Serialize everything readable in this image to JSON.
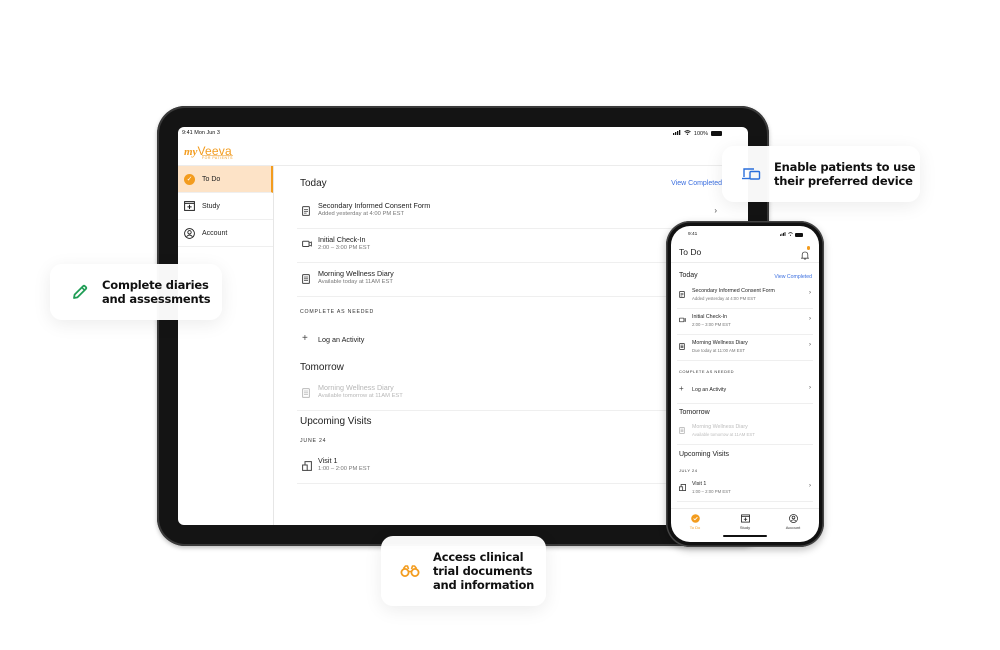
{
  "tablet": {
    "status": {
      "time": "9:41 Mon Jun 3",
      "battery": "100%"
    },
    "brand": {
      "prefix": "my",
      "name": "Veeva",
      "tagline": "FOR PATIENTS",
      "color": "#f39c1e"
    },
    "sidebar": {
      "items": [
        {
          "label": "To Do",
          "icon": "check-circle-icon",
          "active": true
        },
        {
          "label": "Study",
          "icon": "study-icon",
          "active": false
        },
        {
          "label": "Account",
          "icon": "account-icon",
          "active": false
        }
      ]
    },
    "today": {
      "heading": "Today",
      "view_completed": "View Completed",
      "items": [
        {
          "title": "Secondary Informed Consent Form",
          "subtitle": "Added yesterday at 4:00 PM EST",
          "icon": "document-icon"
        },
        {
          "title": "Initial Check-In",
          "subtitle": "2:00 – 3:00 PM EST",
          "icon": "video-icon"
        },
        {
          "title": "Morning Wellness Diary",
          "subtitle": "Available today at 11AM EST",
          "icon": "diary-icon"
        }
      ]
    },
    "as_needed": {
      "caption": "COMPLETE AS NEEDED",
      "item": "Log an Activity"
    },
    "tomorrow": {
      "heading": "Tomorrow",
      "items": [
        {
          "title": "Morning Wellness Diary",
          "subtitle": "Available tomorrow at 11AM EST"
        }
      ]
    },
    "visits": {
      "heading": "Upcoming Visits",
      "date": "JUNE 24",
      "items": [
        {
          "title": "Visit 1",
          "subtitle": "1:00 – 2:00 PM EST"
        }
      ]
    }
  },
  "phone": {
    "status": {
      "time": "9:41"
    },
    "title": "To Do",
    "today": {
      "heading": "Today",
      "view_completed": "View Completed",
      "items": [
        {
          "title": "Secondary Informed Consent Form",
          "subtitle": "Added yesterday at 4:00 PM EST"
        },
        {
          "title": "Initial Check-In",
          "subtitle": "2:00 – 3:00 PM EST"
        },
        {
          "title": "Morning Wellness Diary",
          "subtitle": "Due today at 11:00 AM EST"
        }
      ]
    },
    "as_needed": {
      "caption": "COMPLETE AS NEEDED",
      "item": "Log an Activity"
    },
    "tomorrow": {
      "heading": "Tomorrow",
      "items": [
        {
          "title": "Morning Wellness Diary",
          "subtitle": "Available tomorrow at 11AM EST"
        }
      ]
    },
    "visits": {
      "heading": "Upcoming Visits",
      "date": "JULY 24",
      "items": [
        {
          "title": "Visit 1",
          "subtitle": "1:00 – 2:00 PM EST"
        }
      ]
    },
    "tabbar": [
      {
        "label": "To Do",
        "active": true
      },
      {
        "label": "Study",
        "active": false
      },
      {
        "label": "Account",
        "active": false
      }
    ]
  },
  "callouts": {
    "diaries": {
      "line1": "Complete diaries",
      "line2": "and assessments",
      "icon": "pencil-icon",
      "color": "#1f9d55"
    },
    "device": {
      "line1": "Enable patients to use",
      "line2": "their preferred device",
      "icon": "devices-icon",
      "color": "#2a6fdb"
    },
    "access": {
      "line1": "Access clinical",
      "line2": "trial documents",
      "line3": "and information",
      "icon": "binoculars-icon",
      "color": "#f39c1e"
    }
  }
}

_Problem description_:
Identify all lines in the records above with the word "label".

_Response to this task_:
          "label": "To Do",
          "label": "Study",
          "label": "Account",
        "label": "To Do",
        "label": "Study",
        "label": "Account",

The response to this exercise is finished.